▶ **EXERCISE INSTRUCTIONS**
Gather the lines below that include the string "author", copying each in full.

□ □ □ □ □ □ □

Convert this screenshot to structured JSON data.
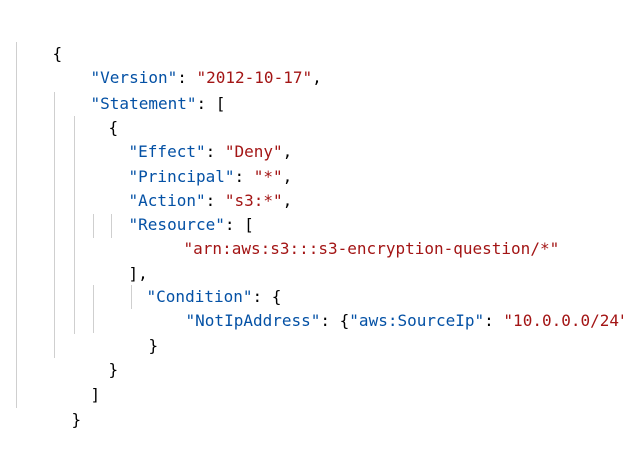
{
  "editor": {
    "lines": [
      {
        "text": "{"
      },
      {
        "key": "\"Version\"",
        "sep": ": ",
        "val": "\"2012-10-17\"",
        "tail": ","
      },
      {
        "key": "\"Statement\"",
        "sep": ": [",
        "val": "",
        "tail": ""
      },
      {
        "text": "{"
      },
      {
        "key": "\"Effect\"",
        "sep": ": ",
        "val": "\"Deny\"",
        "tail": ","
      },
      {
        "key": "\"Principal\"",
        "sep": ": ",
        "val": "\"*\"",
        "tail": ","
      },
      {
        "key": "\"Action\"",
        "sep": ": ",
        "val": "\"s3:*\"",
        "tail": ","
      },
      {
        "key": "\"Resource\"",
        "sep": ": [",
        "val": "",
        "tail": ""
      },
      {
        "val": "\"arn:aws:s3:::s3-encryption-question/*\""
      },
      {
        "text": "],"
      },
      {
        "key": "\"Condition\"",
        "sep": ": {",
        "val": "",
        "tail": ""
      },
      {
        "key": "\"NotIpAddress\"",
        "sep": ": {",
        "key2": "\"aws:SourceIp\"",
        "sep2": ": ",
        "val": "\"10.0.0.0/24\"",
        "tail": "}"
      },
      {
        "text": "}"
      },
      {
        "text": "}"
      },
      {
        "text": "]"
      },
      {
        "text": "}"
      }
    ]
  },
  "colors": {
    "key": "#0451a5",
    "string": "#a31515",
    "punctuation": "#000000",
    "indent_guide": "#cfcfcf"
  }
}
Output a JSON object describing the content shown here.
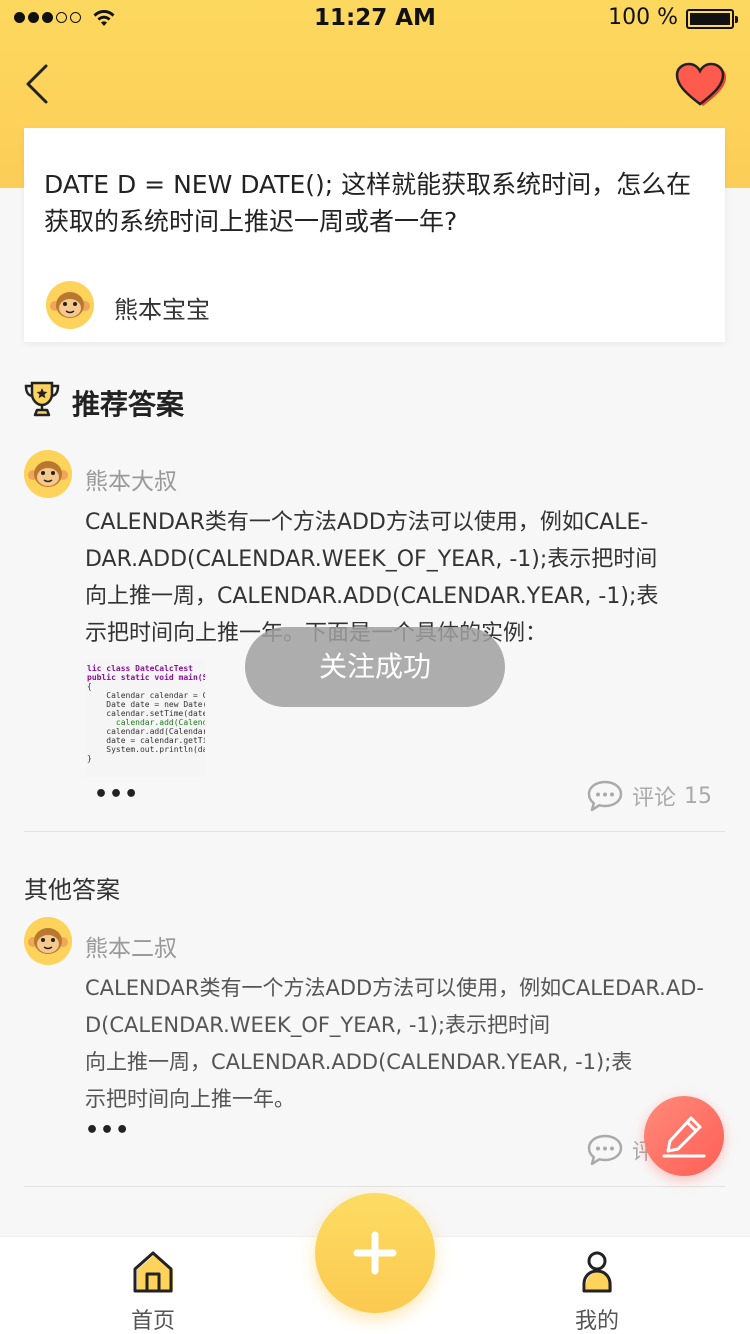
{
  "status_bar": {
    "time": "11:27 AM",
    "battery": "100 %"
  },
  "colors": {
    "brand_yellow": "#fdd35c",
    "accent_red": "#ff5e55",
    "text_dark": "#222222",
    "text_gray": "#999999"
  },
  "icons": {
    "back": "chevron-left-icon",
    "favorite": "heart-icon",
    "recommend": "trophy-icon",
    "comment": "chat-bubble-icon",
    "edit": "pencil-icon",
    "add": "plus-icon",
    "home": "home-icon",
    "me": "person-icon"
  },
  "question": {
    "title": "DATE D = NEW DATE(); 这样就能获取系统时间，怎么在获取的系统时间上推迟一周或者一年?",
    "author": "熊本宝宝"
  },
  "recommended": {
    "section_title": "推荐答案",
    "author": "熊本大叔",
    "lines": [
      "CALENDAR类有一个方法ADD方法可以使用，例如CALE-",
      "DAR.ADD(CALENDAR.WEEK_OF_YEAR, -1);表示把时间",
      "向上推一周，CALENDAR.ADD(CALENDAR.YEAR, -1);表",
      "示把时间向上推一年。下面是一个具体的实例："
    ],
    "code": [
      "lic class DateCalcTest",
      "",
      "public static void main(Str",
      "{",
      "    Calendar calendar = Cal",
      "    Date date = new Date(Sy",
      "    calendar.setTime(date);",
      "      calendar.add(Calendar",
      "    calendar.add(Calendar.Y",
      "    date = calendar.getTime",
      "    System.out.println(date",
      "}"
    ],
    "more": "•••",
    "comment_label": "评论",
    "comment_count": "15"
  },
  "other": {
    "section_title": "其他答案",
    "author": "熊本二叔",
    "lines": [
      "CALENDAR类有一个方法ADD方法可以使用，例如CALEDAR.AD-",
      "D(CALENDAR.WEEK_OF_YEAR, -1);表示把时间",
      "向上推一周，CALENDAR.ADD(CALENDAR.YEAR, -1);表",
      "示把时间向上推一年。"
    ],
    "more": "•••",
    "comment_label": "评"
  },
  "toast": "关注成功",
  "tabbar": {
    "home": "首页",
    "me": "我的"
  }
}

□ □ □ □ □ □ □

▶ **OUTPUT OF THE EXERCISE**
    "author": "熊本宝宝"
    "author": "熊本大叔",
    "author": "熊本二叔",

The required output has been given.